Durham is—he insists on it—an intellectual artist, with something of the philosophical penetration of Marcel Duchamp and the broad historical perspective of Joseph Beuys. Painting faces on stones is not everyone’s idea of intellectual work, but the transformation in perception that every child achieves by such simple means is an intellectual event because it happens in the mind. Pittura é una cosa mentale, as Leonardo said—and that’s child’s play, as Durham implies. Of course, there’s something disingenuous in his claim that he doesn’t destroy things but merely changes them. Often enough, it is through destruction that he changes them, and he destroys with relish and without inhibitions, as a child might. You want to get a stone into a glass vitrine? OK, toss it in, and then the broken shards of glass will be on exhibit too. You will notice the stone now, as you are asked to notice anything in a display case, and this way you will notice the glass as well, which you might have ignored otherwise as simply an expected part of the display case.
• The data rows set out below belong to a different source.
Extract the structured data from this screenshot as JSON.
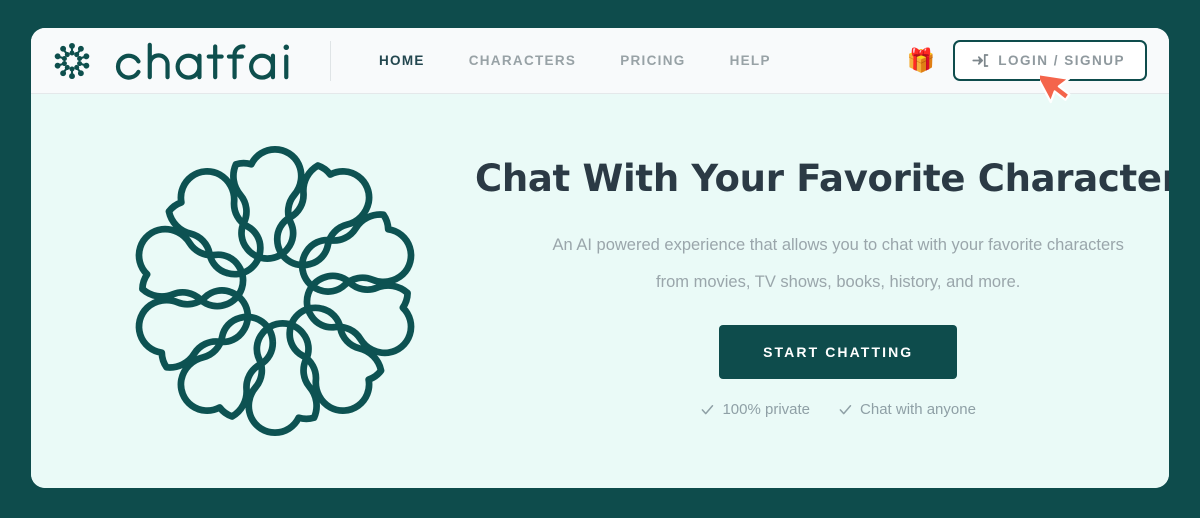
{
  "theme": {
    "frame_color": "#0e4c4c",
    "card_color": "#ffffff",
    "header_color": "#f8fafb",
    "hero_color": "#eafaf7",
    "brand_color": "#0e4f4d",
    "accent_color": "#0e4c4c",
    "muted_text_color": "#9aa6ab",
    "heading_color": "#2b3a45",
    "cursor_color": "#f4644b"
  },
  "header": {
    "brand_name": "chatfai",
    "brand_mark_icon": "molecule-logo-icon",
    "nav": [
      {
        "label": "HOME",
        "active": true
      },
      {
        "label": "CHARACTERS",
        "active": false
      },
      {
        "label": "PRICING",
        "active": false
      },
      {
        "label": "HELP",
        "active": false
      }
    ],
    "gift_icon": "🎁",
    "login": {
      "label": "LOGIN / SIGNUP",
      "icon": "sign-in-icon"
    }
  },
  "hero": {
    "art_icon": "molecule-network-illustration",
    "title": "Chat With Your Favorite Characters",
    "subtitle": "An AI powered experience that allows you to chat with your favorite characters",
    "subtitle_2": "from movies, TV shows, books, history, and more.",
    "cta_label": "START CHATTING",
    "features": [
      {
        "icon": "check-icon",
        "label": "100% private"
      },
      {
        "icon": "check-icon",
        "label": "Chat with anyone"
      }
    ]
  },
  "cursor": {
    "icon": "mouse-pointer-icon"
  }
}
Having been destroyed, the character of the glass has changed: it’s clear, but no longer transparent. A lot of Durham’s art is like that. n